In addition, brands with Brand Purpose were 16% more likely to have high sales growth over 3 years and 148% more likely to have higher sales growth over the following 3 years. Net profit was twice as high for brands with Brand Purpose over 3 years and 2.2 times higher over the next 3 years.

What does the above data tell us?

First, that Brand Purpose is not the only solution available that can produce positive results.  Discussions about the absolute superiority of one approach or another is fundamentally doomed to fail to reach a conclusion.
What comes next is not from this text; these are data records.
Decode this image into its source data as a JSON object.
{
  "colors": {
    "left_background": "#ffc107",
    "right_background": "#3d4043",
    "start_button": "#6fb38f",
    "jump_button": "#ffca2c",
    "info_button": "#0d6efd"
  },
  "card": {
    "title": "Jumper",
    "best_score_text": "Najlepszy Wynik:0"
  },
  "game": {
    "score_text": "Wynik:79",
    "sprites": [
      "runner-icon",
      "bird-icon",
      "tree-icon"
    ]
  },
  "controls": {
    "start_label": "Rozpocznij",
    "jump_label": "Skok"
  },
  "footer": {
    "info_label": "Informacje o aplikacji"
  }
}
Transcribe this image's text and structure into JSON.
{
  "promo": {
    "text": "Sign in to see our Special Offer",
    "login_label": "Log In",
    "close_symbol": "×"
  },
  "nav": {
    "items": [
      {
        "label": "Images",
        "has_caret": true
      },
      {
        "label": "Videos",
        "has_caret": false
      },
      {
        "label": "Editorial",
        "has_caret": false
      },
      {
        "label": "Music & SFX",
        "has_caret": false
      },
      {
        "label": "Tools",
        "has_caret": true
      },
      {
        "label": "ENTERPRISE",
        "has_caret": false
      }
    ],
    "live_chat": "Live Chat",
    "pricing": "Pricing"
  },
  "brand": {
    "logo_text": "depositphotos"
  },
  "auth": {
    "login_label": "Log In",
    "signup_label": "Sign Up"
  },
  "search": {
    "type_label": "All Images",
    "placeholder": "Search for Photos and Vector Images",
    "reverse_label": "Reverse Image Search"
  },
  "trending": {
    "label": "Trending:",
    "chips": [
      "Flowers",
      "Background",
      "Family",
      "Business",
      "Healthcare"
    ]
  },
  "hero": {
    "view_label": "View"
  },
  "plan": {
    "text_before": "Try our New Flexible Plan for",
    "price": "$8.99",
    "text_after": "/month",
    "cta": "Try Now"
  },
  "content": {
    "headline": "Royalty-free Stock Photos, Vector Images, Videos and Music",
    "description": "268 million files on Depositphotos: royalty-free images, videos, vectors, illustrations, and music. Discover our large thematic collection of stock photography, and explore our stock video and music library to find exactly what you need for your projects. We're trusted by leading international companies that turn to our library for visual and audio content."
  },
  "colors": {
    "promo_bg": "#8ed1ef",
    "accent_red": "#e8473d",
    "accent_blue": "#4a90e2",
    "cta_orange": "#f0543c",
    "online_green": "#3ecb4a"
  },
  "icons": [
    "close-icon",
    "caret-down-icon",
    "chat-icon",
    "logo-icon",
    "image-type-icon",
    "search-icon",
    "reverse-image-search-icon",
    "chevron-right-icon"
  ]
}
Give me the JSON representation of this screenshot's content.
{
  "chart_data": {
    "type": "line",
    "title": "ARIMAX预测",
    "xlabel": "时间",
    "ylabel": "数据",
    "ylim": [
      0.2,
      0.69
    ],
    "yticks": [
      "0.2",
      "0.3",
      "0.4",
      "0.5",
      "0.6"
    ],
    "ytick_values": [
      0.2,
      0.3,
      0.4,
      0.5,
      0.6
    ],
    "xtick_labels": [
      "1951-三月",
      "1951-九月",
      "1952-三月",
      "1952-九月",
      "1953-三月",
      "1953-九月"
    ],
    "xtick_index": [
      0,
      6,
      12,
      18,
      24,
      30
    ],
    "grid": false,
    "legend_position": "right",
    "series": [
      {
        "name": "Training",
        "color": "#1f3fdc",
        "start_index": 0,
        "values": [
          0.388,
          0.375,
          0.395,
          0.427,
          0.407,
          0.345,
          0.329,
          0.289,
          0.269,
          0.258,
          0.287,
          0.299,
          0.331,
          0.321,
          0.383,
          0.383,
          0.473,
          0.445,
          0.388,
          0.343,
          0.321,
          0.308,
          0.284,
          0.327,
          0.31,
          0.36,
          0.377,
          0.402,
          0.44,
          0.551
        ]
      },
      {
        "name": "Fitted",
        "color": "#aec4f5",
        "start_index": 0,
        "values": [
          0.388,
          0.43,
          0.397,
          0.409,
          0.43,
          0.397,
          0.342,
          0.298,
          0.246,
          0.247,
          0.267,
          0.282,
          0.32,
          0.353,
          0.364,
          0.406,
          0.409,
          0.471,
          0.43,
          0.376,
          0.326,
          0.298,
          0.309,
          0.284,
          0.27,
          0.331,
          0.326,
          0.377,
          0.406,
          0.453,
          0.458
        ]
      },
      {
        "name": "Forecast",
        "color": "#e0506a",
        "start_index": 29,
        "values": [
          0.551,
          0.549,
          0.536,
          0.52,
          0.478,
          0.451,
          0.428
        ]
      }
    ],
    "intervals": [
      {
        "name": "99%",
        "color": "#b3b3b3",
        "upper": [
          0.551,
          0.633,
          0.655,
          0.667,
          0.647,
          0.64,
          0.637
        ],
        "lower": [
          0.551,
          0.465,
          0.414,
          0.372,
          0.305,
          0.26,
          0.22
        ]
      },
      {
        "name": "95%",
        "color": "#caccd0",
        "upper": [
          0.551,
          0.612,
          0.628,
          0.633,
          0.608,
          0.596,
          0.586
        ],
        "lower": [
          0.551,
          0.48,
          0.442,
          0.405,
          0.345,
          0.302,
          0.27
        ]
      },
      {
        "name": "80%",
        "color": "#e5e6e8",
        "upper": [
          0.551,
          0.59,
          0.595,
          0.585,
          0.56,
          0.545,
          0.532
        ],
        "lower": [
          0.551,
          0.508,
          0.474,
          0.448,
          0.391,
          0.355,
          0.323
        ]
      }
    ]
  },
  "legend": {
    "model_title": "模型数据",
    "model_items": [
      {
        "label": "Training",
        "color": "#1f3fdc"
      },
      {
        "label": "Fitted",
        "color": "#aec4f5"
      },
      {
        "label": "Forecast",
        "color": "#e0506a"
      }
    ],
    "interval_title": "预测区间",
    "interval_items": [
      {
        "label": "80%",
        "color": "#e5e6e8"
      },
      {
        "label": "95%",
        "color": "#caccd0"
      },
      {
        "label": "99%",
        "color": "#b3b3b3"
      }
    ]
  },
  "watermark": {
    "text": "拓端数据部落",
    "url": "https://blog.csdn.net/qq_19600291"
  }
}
So instead of pursuing zero-sum solutions, it’s worth weighing the pros and cons of using Brand Purpose in your specific case.

Secondly, that the application of Brand Purpose is demanding, and badly enforced does not forgive and brings more harm than good. 

So what needs to be kept in mind when implementing a Brand Purpose strategy?

  1. Walk the talk – don’t lie, don’t promise too much, don’t declare before you actually do something.  For a long time, marketing has been talking about creating experiences with brands, storydoing.  Brand Purpose fits particularly strongly into these assumptions. 
  2.  – change for the better is a process and you need to be consistent and dedicated to your mission of action.  Brand Purpose, in order to be effective, cannot be a single campaign or an additional activity “once in a blue moon”, it has to become an element of everyday life of the brand.
  3. Engage consumers – it’s great if you start with yourself but find ways to engage consumers and invite them to participate in achieving a specific Purpose that you share.  By choosing your product or service, consumers are advocating for certain values, but perhaps they can also change their behaviors and habits.
  4. Be aligned with yourself – be with your Purpose as close to your field of expertise as possible.  Try to take it out of your area of expertise and what you are good at.  Coloring your views from day to day is rarely perceived as credible.

Does it sound like a recipe for success or rather a suggestion – it is better not to start and to go back to focusing on building physical and mental availability according to B. Sharp?  In agreement with the theses of this text I should write the sacramental:  “that depends”.  However, at the end it is worth mentioning one more argument, which makes this concept so electrifying for marketers today.

Brand Purpose is not only a marketing concept for building brands.  The condition of its effectiveness is to make it a self-reinforcing machine that works more broadly – it concerns not only the brand and its communication, but it becomes a principle of action that involves all interest groups, which translates into greater involvement of, for example, employees of a given company and broader social response, e.g. media.  

Brand Purpose campaigns organically generate a stronger media response, and the implementation of the Brand Purpose approach in an organization has an impact on the satisfaction of the company’s employees. In turn, increased employee motivation can lead to what Sharp advocates, which is greater commitment to doing a “good job” of marketing and greater pride in their work.  The idea is not just to have a Brand Purpose (having a Brand Purpose) but to be driven into action by it (being purpose-driven).

Why is this whole discussion generating so much excitement?

Both Byron Sharp and Peter Field use very emotional language in their statements.  On the one hand it is a kind of battle to prove the superiority of approaches and a manifestation of the unquenchable desire to find a universal solution that will be objectively best in every situation.  On the other hand, there is a very strong tension when we juxtapose values such as business efficiency, or making money, with social responsibility and doing good.  These two sets of concepts do not go together in our minds, and sometimes they are in clear opposition – one can either be noble, which archetypically requires sacrifice and renunciation, or be successful and make a fortune.  However, when we consider the phenomenon of altruism, this concept is often also connoted with benefits.  We help others to feel better, to think better of ourselves, to protect a positive self-image.  Money is also a kind of benefit.  So maybe it’s time to disenchant the money taboo and challenge the opposition in which effectively doing good excludes the possibility of making money from it?